- [Your goal]: Calculate how many lines in the following records hold the word "binaries", and report that number without comment.

- [Records provided]:
══════════

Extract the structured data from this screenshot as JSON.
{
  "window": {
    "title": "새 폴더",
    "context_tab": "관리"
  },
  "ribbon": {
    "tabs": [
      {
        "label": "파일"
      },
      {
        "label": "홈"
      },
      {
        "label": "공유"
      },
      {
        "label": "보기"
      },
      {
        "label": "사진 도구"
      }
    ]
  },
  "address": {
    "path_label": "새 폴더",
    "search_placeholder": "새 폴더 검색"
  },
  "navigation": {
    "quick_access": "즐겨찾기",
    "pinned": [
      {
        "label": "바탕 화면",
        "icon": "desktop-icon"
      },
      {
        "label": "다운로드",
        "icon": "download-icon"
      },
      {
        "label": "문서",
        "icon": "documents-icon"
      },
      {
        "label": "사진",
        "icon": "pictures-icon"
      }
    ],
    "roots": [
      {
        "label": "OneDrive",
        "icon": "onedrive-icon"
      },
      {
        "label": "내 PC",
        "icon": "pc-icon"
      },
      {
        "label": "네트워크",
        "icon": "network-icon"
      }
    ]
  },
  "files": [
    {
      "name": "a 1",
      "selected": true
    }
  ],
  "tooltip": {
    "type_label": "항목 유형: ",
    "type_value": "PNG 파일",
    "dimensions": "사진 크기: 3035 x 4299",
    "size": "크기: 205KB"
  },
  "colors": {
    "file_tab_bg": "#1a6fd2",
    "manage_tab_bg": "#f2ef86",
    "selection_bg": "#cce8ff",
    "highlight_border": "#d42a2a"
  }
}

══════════

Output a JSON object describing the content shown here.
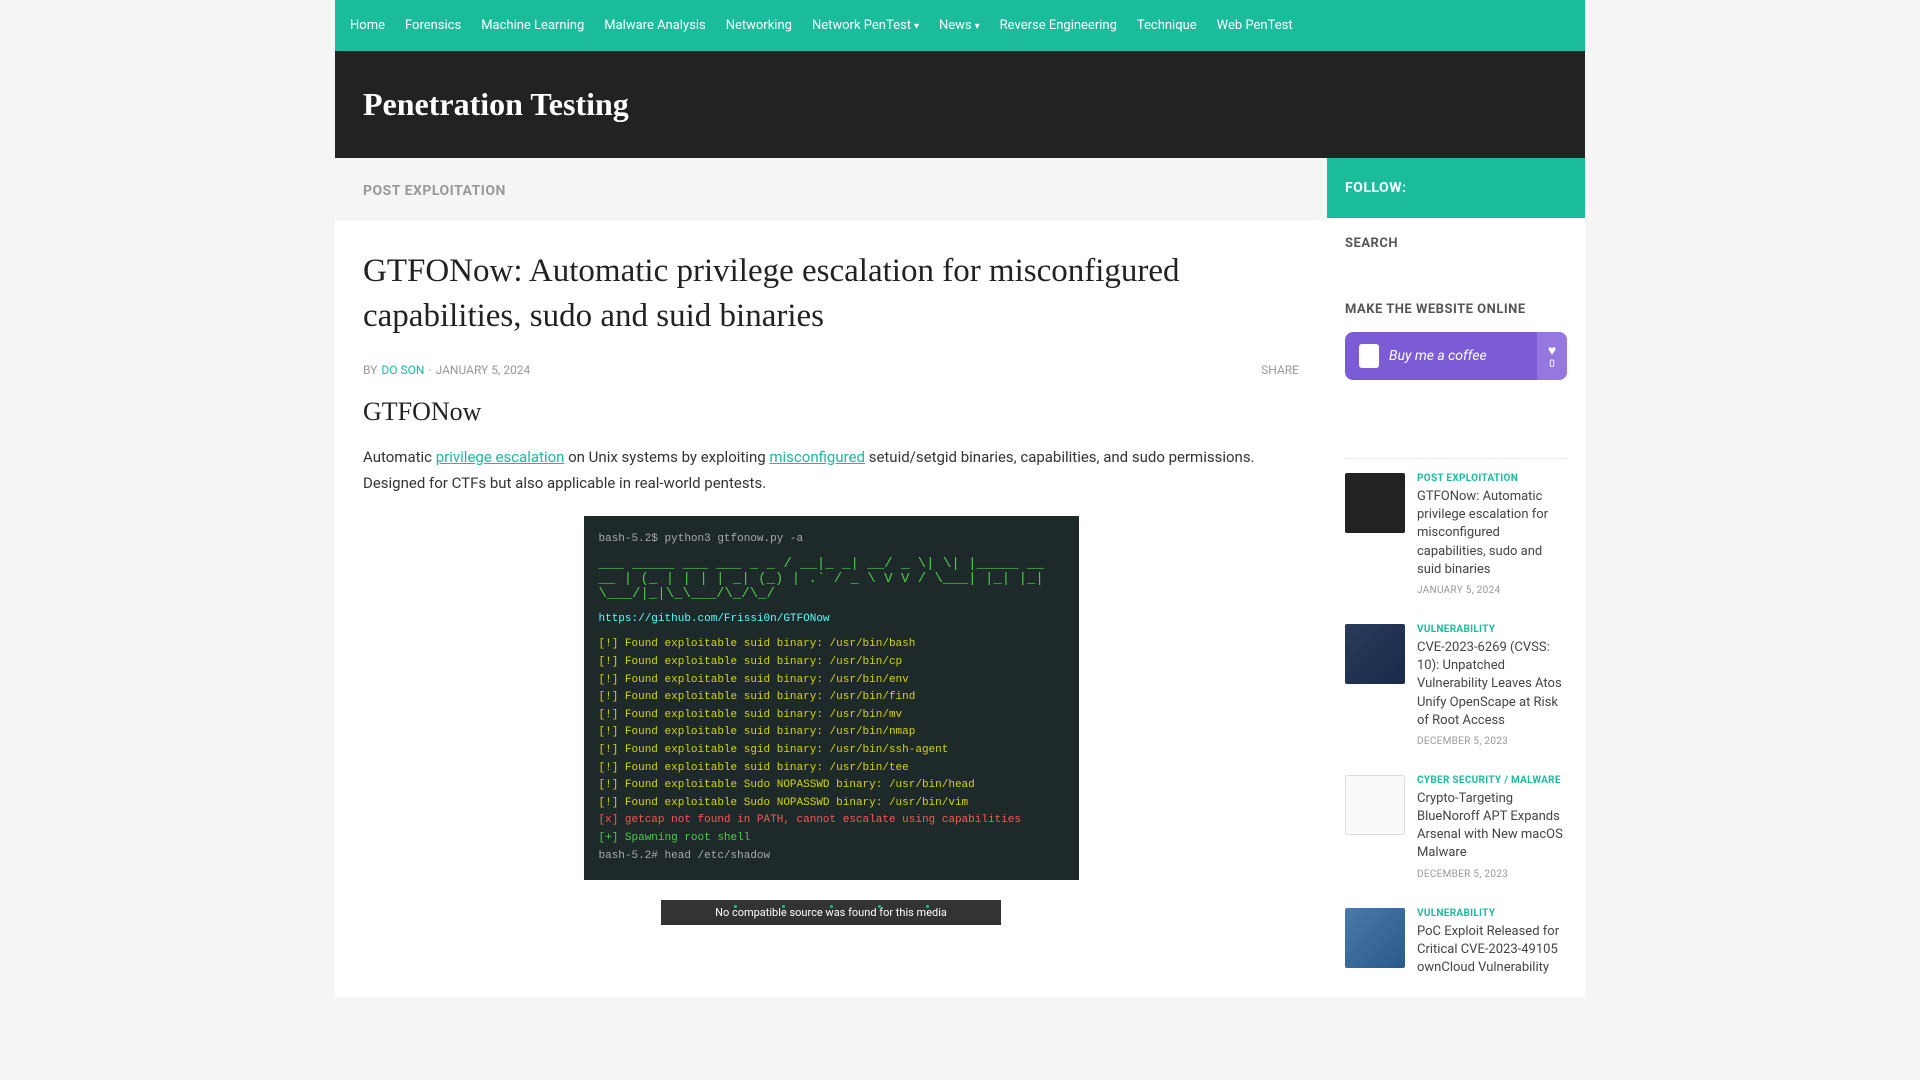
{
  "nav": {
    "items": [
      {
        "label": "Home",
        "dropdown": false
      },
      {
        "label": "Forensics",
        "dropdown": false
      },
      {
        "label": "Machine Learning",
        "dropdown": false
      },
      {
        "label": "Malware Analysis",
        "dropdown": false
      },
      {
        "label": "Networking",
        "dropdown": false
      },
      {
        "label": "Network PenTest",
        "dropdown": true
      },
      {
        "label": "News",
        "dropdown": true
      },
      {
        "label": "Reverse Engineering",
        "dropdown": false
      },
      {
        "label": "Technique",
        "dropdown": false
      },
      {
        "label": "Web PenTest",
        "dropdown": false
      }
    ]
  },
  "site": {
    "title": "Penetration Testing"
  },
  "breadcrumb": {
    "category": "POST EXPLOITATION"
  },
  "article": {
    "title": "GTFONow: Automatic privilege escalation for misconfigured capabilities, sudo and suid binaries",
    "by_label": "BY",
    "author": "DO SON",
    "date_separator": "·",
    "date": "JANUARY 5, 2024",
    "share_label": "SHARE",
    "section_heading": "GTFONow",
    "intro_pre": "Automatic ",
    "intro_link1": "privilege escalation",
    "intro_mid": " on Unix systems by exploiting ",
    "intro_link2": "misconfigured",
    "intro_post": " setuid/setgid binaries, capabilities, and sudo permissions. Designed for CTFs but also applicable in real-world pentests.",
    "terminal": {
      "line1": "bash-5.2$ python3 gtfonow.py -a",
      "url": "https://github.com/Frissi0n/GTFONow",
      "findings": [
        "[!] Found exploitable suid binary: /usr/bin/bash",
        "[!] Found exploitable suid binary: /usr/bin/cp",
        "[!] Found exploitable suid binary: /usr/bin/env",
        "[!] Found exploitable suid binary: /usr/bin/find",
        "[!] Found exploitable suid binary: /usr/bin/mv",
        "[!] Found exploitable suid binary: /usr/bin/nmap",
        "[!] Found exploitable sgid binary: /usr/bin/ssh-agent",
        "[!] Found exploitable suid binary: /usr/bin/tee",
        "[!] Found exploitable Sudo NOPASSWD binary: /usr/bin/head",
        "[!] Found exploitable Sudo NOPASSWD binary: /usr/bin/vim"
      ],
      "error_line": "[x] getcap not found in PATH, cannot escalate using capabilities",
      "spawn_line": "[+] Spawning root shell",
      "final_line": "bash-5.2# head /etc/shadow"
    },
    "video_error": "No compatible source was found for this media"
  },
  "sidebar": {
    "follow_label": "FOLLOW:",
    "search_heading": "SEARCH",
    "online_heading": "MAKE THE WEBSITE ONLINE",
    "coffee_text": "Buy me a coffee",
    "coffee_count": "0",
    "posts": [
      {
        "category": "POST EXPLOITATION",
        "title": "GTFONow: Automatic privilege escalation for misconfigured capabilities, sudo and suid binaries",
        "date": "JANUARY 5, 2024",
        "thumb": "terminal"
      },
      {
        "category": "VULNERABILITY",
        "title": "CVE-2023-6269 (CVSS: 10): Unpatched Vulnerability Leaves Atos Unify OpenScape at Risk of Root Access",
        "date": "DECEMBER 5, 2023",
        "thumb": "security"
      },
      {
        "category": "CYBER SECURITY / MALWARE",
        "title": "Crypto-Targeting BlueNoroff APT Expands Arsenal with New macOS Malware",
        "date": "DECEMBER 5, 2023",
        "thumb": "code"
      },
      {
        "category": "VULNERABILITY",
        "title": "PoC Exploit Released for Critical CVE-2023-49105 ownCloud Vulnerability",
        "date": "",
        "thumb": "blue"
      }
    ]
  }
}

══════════

- [Response below]: 3